But still, you know, why would an old fart like me want to feel even older at running camp? Continue reading
Final leg of the men’s 4×100 relay
Has it been five years already since the Olympics returned to London?
In the wider world, a lot has changed for Great Britain and for the rest of us since 2012, but it seems like only yesterday that we were watching the planet’s best track and field athletes – Bolt, Rudisha, Dibaba, Farah – amaze and delight us during the Athletics portion of the London Games.
But impressions can be deceiving. The world of Athletics has changed, too. Although many of the same athletes were competing in the same Olympic Stadium over these last two weeks for the 16th IAAF World Championships, at some point, a few of these formerly invincible runners became mortal, yielding the podium to newcomers. At some point, other runners and jumpers and throwers stepped out of obscurity to win unexpected titles. Some fans called it the “Bizzaro World Championships,” and felt that the world of Track and Field had been turned upside-down. I wouldn’t go that far, but there were definitely events that shocked fans of the sport. Continue reading
Chart by Jens Jakob Anderson and Ivanka Andreeva Nikolova, runrepeat.com
When it comes to running, I live in a bubble. I spend some part of every day running, or coaching, or writing, or thinking about running. My social life revolves around running. I frequent running websites. I stream obscure races and meets from around the world to my laptop at odd hours of the day and night. I am writing this in my dorm room at a running camp.
All of this makes it hard for me to see the big picture: to see that people like me represent a very small fraction of the running population of this country. Vastly more people run for health or recreation than for prizes, and those people likely do not obsess over intervals, tempo runs, and weekly mileage.

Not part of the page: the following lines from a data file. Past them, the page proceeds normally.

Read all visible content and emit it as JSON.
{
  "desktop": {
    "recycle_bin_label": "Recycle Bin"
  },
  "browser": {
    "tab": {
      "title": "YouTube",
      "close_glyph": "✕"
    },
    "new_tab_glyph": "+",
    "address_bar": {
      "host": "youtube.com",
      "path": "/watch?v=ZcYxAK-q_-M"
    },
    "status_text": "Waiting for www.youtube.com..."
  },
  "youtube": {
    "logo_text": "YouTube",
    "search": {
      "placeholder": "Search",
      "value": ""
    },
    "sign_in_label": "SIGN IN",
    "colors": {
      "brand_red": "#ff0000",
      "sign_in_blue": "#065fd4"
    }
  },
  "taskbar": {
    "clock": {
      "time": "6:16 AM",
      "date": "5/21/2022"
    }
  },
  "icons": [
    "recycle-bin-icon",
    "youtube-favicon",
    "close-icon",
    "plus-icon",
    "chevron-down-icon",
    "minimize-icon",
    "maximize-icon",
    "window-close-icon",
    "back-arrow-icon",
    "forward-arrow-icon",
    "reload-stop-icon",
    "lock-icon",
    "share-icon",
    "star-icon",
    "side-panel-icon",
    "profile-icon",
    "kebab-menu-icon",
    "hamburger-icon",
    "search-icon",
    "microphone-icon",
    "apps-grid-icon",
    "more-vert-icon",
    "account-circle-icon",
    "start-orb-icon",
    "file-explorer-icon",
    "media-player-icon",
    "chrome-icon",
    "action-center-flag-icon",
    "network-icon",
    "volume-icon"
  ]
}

The fact that I have spent a lot of my life trying to get better at running, and trying to help others do the same, also makes it hard for me to understand the following recent phenomenon: American runners are slowing down. Or, to put it more precisely, average race times across a variety of standard race distances have been slowing steadily for at least two decades. Continue reading